In the fight against al-Qaida, Pakistan's sovereignty has trumped America's desire to rout the terrorists. The U.S. pursuit of Osama bin Laden and his supporters along the Pakistan-Afghanistan border has been compromised by the departure of President Pervez Musharraf, a loyal if ineffective ally. The Bush administration hasn't smashed the terrorist network operating in that mountainous region, despite hundreds of millions of dollars in aid to Islamabad. And there's little to suggest that Pakistan's new president will significantly help the U.S. cause.
During his swearing-in last week, President Asif Ali Zardari pledged to fight terrorism and posed with Afghan President Hamid Karzai in a show of mutual support. To make good on that pledge, Mr. Zardari must take on tribal leaders who have provided a haven for Taliban fighters. Will he? Pakistan's army chief, Ashfaq Kayani, has said he won't stand for U.S. troops operating on their own inside Pakistan, a reaction in part to a recent cross-border raid by American special forces. That raid was evidence of the Bush administration's frustration with Pakistan and its refusal to aggressively pursue Taliban supporters.
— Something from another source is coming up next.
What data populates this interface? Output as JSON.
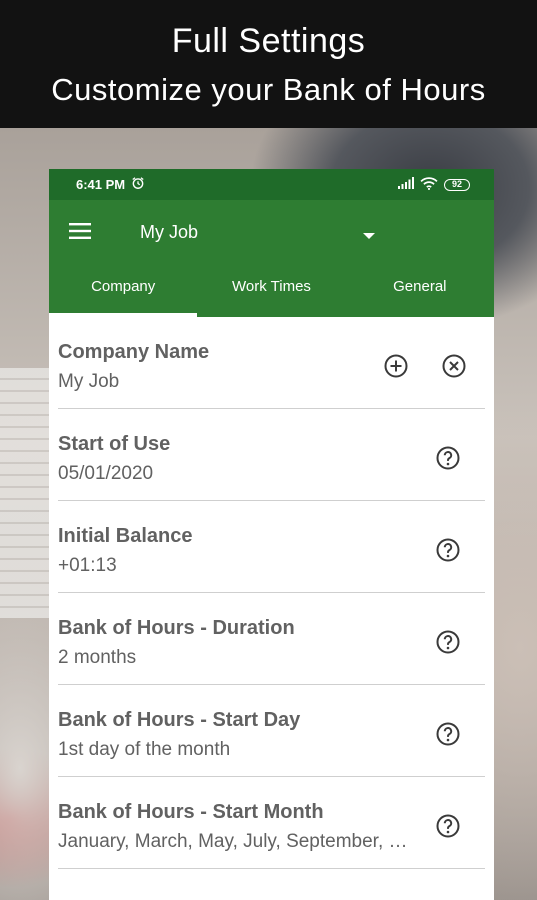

On the seventh anniversary of the 9/11 attacks on New York and Washington, experts warned that the threat from al-Qaida remains grave, though the movement has suffered setbacks. With attacks on U.S. and coalition forces increasing in Afghanistan, more American troops are headed there. But without the support of the Pakistan government, the U.S. military may make little headway in defeating Afghan insurgents and securing the country.
Neither Sen. John McCain nor Sen. Barack Obama has laid out a clear plan to deal with Pakistan, whose intelligence services protected bin Laden for years as a way of maintaining influence in Afghanistan. America's top military leaders have been ordered to come up with a new strategy for the border region. Unless Pakistan is willing to devote a contingent of its military and intelligence forces to the fight, the next administration should slash the hundreds of millions in military aid going its way.